* [DIRECTIONS]:
Search the entries for the word "Read" and copy each line that has it.

============

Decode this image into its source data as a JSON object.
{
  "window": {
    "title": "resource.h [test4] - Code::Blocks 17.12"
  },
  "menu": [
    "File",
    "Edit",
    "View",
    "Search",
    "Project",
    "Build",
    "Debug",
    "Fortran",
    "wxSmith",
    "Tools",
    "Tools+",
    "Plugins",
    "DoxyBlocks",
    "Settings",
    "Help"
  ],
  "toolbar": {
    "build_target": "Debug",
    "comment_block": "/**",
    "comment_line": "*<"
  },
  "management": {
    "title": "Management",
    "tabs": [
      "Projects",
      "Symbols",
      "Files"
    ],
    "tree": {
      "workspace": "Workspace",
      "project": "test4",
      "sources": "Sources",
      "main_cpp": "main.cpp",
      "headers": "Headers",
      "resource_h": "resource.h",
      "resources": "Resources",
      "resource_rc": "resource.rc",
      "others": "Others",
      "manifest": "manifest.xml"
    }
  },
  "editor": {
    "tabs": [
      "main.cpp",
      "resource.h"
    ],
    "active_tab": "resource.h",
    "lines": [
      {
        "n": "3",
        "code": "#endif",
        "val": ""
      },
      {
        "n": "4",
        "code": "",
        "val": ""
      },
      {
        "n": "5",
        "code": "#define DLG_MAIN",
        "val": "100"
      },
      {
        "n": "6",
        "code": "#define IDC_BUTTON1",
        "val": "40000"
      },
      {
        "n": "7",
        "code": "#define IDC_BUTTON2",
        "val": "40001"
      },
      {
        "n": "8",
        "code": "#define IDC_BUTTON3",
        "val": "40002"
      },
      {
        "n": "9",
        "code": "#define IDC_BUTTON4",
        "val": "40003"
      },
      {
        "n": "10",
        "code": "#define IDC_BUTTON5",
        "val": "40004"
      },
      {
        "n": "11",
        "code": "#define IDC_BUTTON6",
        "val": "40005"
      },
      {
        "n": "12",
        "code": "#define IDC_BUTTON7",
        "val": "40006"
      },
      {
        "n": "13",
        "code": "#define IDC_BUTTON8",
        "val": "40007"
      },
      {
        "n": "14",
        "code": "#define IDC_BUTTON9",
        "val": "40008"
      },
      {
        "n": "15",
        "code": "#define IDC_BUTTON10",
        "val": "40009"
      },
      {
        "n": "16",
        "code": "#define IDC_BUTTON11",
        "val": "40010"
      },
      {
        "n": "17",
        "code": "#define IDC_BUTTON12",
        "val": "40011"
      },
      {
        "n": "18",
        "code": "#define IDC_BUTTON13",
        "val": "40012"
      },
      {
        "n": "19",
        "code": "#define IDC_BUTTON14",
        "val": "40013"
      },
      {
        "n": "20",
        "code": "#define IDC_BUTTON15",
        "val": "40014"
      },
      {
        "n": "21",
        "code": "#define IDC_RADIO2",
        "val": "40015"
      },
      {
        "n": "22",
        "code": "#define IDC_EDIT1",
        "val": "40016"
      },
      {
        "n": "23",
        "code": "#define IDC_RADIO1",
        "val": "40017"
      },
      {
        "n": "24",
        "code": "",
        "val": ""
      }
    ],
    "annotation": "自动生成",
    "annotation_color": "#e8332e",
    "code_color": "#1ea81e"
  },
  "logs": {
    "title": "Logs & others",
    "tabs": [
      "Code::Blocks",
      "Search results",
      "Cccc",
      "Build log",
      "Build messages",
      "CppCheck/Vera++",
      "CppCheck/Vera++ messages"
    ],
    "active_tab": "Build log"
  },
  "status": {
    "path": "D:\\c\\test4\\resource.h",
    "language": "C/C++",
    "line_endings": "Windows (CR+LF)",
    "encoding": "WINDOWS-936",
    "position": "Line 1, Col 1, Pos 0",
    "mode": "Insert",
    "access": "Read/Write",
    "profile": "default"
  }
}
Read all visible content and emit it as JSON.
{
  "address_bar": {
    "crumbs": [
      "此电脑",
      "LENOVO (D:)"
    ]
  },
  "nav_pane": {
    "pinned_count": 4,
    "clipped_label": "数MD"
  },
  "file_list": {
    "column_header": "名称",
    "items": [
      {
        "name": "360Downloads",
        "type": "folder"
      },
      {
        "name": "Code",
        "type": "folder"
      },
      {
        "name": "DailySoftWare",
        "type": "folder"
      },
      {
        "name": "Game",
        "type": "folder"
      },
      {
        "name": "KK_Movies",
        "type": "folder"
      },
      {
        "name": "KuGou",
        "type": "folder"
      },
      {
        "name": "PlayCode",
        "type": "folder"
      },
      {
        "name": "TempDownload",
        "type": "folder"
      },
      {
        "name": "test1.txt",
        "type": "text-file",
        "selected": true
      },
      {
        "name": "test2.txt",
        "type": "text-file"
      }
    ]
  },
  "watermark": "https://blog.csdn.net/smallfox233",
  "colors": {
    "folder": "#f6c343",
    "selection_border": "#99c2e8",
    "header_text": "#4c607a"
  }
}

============

* [OUTPUT OF THE EXERCISE]:
    "access": "Read/Write",
Read all visible content and emit it as JSON.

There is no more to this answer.